→ **Work required**
Search the records below for the string "JSON" and copy each line where it turns up.

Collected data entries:
· · · · ·
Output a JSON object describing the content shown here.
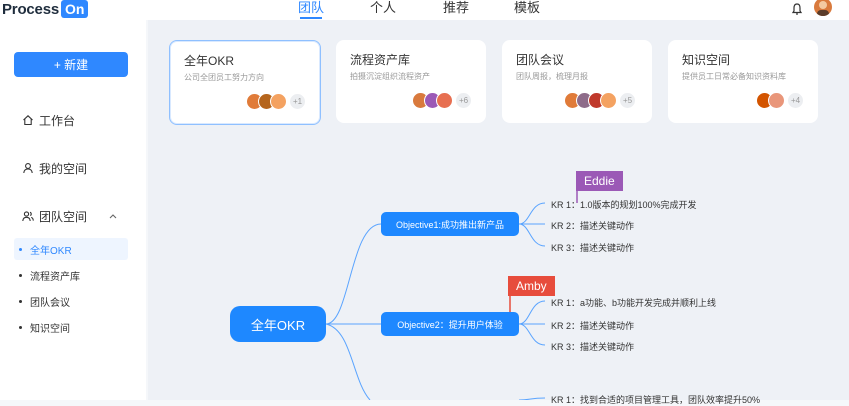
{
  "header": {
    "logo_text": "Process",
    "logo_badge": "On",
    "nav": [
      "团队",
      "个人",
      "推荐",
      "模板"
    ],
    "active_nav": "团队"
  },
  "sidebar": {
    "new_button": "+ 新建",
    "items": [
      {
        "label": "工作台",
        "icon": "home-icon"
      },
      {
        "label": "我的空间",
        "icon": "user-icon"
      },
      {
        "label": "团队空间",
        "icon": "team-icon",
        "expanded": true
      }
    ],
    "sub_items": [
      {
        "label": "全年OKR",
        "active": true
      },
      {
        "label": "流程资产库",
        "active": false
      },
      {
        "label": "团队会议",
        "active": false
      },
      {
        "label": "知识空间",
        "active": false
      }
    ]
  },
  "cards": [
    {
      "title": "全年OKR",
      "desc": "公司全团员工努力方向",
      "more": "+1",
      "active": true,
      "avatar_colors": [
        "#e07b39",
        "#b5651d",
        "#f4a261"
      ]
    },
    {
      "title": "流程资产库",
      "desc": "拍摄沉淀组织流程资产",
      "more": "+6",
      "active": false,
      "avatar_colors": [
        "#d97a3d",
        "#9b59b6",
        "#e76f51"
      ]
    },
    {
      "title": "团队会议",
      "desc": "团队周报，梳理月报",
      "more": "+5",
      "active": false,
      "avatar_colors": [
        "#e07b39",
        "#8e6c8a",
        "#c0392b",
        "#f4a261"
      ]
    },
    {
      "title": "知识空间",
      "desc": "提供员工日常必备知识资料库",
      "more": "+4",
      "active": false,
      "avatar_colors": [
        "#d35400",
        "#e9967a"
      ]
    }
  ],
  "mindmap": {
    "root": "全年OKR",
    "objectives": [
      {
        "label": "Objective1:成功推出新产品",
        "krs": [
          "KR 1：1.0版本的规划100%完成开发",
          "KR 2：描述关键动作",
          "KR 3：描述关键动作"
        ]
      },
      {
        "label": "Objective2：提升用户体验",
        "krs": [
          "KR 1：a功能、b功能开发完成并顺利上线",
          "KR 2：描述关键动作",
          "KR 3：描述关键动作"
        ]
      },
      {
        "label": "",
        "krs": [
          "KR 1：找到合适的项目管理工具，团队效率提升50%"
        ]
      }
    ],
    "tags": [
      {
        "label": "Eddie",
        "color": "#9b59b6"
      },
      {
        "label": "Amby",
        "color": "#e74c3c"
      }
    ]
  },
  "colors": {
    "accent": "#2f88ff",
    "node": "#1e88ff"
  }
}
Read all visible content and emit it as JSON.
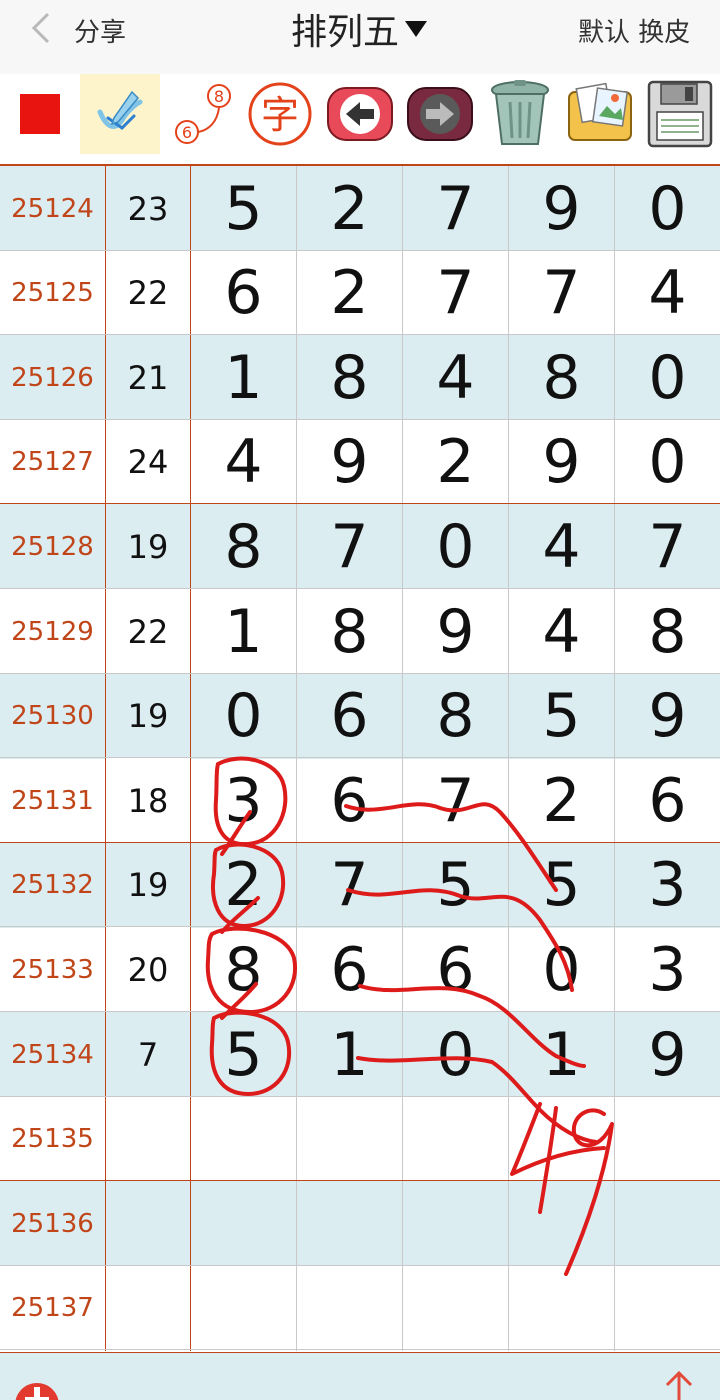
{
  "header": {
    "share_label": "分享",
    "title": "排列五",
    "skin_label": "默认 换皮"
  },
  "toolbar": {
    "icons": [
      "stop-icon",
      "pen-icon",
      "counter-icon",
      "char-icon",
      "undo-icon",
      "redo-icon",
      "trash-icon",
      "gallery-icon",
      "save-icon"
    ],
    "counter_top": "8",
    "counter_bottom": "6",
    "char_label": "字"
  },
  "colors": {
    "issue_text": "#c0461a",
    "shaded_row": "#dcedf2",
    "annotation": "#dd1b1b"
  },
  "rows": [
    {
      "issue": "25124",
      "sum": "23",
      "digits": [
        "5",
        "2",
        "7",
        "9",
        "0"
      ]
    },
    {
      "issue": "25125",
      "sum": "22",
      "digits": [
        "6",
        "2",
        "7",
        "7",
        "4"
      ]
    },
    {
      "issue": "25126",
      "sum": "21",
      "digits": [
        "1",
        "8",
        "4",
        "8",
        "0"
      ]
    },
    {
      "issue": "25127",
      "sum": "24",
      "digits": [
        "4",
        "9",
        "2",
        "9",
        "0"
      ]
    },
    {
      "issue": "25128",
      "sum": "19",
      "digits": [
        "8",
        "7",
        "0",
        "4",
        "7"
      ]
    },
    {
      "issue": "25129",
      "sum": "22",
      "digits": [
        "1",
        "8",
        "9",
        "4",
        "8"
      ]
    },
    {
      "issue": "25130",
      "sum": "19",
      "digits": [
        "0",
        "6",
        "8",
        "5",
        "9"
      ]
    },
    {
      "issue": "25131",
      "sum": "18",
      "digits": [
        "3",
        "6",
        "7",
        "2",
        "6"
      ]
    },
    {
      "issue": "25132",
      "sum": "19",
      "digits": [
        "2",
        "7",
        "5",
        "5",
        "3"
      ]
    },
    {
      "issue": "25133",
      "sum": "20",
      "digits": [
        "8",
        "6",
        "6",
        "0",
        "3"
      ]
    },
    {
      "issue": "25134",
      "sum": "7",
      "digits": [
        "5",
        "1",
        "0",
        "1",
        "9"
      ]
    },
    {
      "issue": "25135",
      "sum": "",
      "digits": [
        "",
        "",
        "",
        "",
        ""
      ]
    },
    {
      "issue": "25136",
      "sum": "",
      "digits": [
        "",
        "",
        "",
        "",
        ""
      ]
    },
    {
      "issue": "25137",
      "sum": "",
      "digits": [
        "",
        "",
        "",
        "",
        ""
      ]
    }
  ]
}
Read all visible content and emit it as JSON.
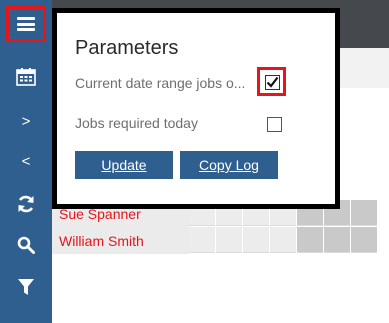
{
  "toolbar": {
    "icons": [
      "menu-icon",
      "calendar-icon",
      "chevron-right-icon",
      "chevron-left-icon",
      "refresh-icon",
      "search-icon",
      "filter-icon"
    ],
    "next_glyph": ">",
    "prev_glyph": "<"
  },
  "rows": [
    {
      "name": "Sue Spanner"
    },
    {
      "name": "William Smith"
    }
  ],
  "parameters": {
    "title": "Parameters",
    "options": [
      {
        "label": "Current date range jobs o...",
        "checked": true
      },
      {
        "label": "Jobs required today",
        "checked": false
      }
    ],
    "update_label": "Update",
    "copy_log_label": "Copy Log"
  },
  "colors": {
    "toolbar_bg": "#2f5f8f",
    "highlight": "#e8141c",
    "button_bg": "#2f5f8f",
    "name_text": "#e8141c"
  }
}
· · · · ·
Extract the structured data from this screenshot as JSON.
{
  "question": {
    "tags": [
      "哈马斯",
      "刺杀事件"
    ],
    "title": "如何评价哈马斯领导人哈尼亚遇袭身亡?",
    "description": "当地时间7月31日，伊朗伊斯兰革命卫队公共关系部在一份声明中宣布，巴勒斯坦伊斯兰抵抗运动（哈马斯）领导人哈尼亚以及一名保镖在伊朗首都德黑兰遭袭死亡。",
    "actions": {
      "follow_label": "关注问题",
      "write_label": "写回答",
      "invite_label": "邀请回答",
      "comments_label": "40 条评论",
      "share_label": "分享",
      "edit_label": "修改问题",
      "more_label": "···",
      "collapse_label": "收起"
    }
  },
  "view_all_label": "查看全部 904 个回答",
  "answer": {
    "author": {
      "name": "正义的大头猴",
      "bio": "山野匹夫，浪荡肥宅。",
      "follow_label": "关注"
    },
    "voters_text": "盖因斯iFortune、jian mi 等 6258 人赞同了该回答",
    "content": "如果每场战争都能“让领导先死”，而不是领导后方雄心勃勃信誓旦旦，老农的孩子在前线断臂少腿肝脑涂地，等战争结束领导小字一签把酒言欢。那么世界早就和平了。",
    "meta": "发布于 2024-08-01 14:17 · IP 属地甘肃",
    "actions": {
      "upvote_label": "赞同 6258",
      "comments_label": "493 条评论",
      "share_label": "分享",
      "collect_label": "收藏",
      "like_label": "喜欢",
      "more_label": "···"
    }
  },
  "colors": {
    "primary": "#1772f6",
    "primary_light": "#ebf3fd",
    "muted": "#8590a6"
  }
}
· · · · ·
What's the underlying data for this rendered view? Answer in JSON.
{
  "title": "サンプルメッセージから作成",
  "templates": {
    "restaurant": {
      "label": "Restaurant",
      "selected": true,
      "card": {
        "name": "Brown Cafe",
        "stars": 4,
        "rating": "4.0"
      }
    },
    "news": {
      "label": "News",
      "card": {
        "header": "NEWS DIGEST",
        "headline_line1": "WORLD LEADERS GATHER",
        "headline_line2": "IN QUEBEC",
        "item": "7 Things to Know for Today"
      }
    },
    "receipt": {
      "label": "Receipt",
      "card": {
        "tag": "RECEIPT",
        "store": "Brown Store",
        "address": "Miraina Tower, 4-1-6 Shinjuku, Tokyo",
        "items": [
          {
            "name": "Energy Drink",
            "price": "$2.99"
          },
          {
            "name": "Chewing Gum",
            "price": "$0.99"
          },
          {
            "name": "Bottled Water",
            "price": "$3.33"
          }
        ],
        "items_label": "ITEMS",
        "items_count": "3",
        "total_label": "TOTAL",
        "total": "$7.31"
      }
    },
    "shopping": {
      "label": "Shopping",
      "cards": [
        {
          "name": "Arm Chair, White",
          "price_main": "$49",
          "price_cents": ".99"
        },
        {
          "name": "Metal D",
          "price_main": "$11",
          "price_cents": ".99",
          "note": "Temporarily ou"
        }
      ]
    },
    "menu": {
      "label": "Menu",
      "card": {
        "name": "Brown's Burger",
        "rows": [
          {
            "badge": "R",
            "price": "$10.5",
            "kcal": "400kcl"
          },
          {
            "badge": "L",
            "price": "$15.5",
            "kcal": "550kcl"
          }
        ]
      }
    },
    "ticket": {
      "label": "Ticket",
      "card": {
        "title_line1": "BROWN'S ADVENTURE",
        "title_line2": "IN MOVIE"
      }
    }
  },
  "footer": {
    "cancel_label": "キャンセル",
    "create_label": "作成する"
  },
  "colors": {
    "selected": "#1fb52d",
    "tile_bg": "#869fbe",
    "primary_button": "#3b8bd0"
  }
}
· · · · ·
→ **Problem solution**
Output a JSON object describing the content shown here.
Read all visible content and emit it as JSON.
Read all visible content and emit it as JSON.
Extract the structured data from this screenshot as JSON.
What's the underlying data for this rendered view? Answer in JSON.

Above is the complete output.